=== Extracted entries ===
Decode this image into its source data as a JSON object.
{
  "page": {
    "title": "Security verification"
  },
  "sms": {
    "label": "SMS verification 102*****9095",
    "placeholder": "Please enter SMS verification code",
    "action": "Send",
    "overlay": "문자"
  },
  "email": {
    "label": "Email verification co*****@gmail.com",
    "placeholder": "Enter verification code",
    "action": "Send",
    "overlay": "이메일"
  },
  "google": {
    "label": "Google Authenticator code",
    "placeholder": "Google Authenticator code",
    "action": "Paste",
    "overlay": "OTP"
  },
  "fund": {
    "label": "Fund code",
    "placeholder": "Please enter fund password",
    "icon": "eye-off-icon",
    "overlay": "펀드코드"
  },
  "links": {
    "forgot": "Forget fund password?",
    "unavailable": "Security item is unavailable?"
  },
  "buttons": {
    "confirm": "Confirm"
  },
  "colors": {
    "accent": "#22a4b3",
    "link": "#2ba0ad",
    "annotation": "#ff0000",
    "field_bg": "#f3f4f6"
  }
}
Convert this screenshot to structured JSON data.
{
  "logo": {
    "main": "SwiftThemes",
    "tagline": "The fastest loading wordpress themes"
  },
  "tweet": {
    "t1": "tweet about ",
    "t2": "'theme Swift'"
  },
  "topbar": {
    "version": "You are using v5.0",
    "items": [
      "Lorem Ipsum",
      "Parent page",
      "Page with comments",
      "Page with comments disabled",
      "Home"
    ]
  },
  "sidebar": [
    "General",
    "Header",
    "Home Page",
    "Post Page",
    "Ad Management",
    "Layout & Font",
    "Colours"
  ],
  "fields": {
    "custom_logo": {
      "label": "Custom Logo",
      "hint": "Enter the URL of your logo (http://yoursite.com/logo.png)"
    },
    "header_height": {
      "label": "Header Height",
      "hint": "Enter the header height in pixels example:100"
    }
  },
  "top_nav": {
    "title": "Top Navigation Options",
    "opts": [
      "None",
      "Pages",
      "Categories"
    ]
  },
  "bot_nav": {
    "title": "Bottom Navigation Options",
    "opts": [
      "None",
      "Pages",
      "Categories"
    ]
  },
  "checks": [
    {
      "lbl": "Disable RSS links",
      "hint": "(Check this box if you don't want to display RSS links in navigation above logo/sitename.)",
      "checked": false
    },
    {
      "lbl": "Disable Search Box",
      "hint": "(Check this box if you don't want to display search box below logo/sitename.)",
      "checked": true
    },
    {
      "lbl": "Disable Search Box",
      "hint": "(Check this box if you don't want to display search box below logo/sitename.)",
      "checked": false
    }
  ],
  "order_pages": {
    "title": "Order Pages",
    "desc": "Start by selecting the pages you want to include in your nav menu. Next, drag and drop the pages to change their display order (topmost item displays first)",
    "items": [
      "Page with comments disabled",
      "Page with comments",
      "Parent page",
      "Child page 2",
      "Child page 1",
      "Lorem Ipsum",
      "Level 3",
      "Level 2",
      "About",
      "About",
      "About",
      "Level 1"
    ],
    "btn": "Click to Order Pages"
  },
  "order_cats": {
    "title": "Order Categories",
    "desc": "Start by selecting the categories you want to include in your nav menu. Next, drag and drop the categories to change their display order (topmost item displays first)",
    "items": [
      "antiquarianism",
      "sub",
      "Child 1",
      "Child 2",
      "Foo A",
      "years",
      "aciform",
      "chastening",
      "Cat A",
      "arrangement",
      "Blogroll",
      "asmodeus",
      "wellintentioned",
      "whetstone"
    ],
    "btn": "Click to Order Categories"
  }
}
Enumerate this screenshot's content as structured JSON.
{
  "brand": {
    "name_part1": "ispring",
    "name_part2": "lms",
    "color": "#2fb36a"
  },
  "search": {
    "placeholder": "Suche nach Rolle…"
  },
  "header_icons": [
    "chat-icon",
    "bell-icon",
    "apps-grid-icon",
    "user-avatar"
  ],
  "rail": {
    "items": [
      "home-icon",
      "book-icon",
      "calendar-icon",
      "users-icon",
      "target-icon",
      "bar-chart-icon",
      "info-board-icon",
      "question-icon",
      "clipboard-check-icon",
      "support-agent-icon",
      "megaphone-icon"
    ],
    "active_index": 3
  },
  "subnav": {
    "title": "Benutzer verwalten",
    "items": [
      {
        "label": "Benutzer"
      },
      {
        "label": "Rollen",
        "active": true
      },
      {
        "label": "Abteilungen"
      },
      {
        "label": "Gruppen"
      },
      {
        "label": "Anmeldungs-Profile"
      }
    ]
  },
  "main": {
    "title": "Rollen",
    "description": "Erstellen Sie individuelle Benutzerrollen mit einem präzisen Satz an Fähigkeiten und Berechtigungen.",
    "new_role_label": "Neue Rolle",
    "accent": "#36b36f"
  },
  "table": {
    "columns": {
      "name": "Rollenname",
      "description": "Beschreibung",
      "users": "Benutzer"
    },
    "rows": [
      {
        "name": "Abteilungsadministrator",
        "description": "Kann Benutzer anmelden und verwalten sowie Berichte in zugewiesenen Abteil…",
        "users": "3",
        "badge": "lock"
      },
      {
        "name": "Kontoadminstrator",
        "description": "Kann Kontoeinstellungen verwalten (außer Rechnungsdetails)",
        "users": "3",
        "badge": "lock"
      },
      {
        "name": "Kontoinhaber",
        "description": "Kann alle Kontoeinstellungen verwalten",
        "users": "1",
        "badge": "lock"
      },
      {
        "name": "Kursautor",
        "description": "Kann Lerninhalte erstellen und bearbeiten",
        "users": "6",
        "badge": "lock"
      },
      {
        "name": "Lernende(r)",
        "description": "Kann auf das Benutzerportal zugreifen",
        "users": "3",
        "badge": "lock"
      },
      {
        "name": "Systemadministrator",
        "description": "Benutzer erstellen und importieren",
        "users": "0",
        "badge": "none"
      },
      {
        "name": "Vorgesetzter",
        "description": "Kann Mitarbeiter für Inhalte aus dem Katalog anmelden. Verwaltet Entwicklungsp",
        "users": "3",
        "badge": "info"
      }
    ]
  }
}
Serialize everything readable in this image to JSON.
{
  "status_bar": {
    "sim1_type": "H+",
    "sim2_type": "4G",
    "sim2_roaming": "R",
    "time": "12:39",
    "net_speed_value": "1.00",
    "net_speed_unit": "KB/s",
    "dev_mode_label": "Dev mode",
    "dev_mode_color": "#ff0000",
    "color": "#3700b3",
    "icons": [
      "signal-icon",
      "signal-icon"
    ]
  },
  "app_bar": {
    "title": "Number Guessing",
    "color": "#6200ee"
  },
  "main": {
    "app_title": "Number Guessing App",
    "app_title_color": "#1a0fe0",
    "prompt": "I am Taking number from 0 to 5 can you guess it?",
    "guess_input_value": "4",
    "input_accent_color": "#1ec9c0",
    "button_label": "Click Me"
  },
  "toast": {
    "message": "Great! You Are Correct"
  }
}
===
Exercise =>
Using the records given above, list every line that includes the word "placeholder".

Output of the task =>
    "placeholder": "Please enter SMS verification code",
    "placeholder": "Enter verification code",
    "placeholder": "Google Authenticator code",
    "placeholder": "Please enter fund password",
    "placeholder": "Suche nach Rolle…"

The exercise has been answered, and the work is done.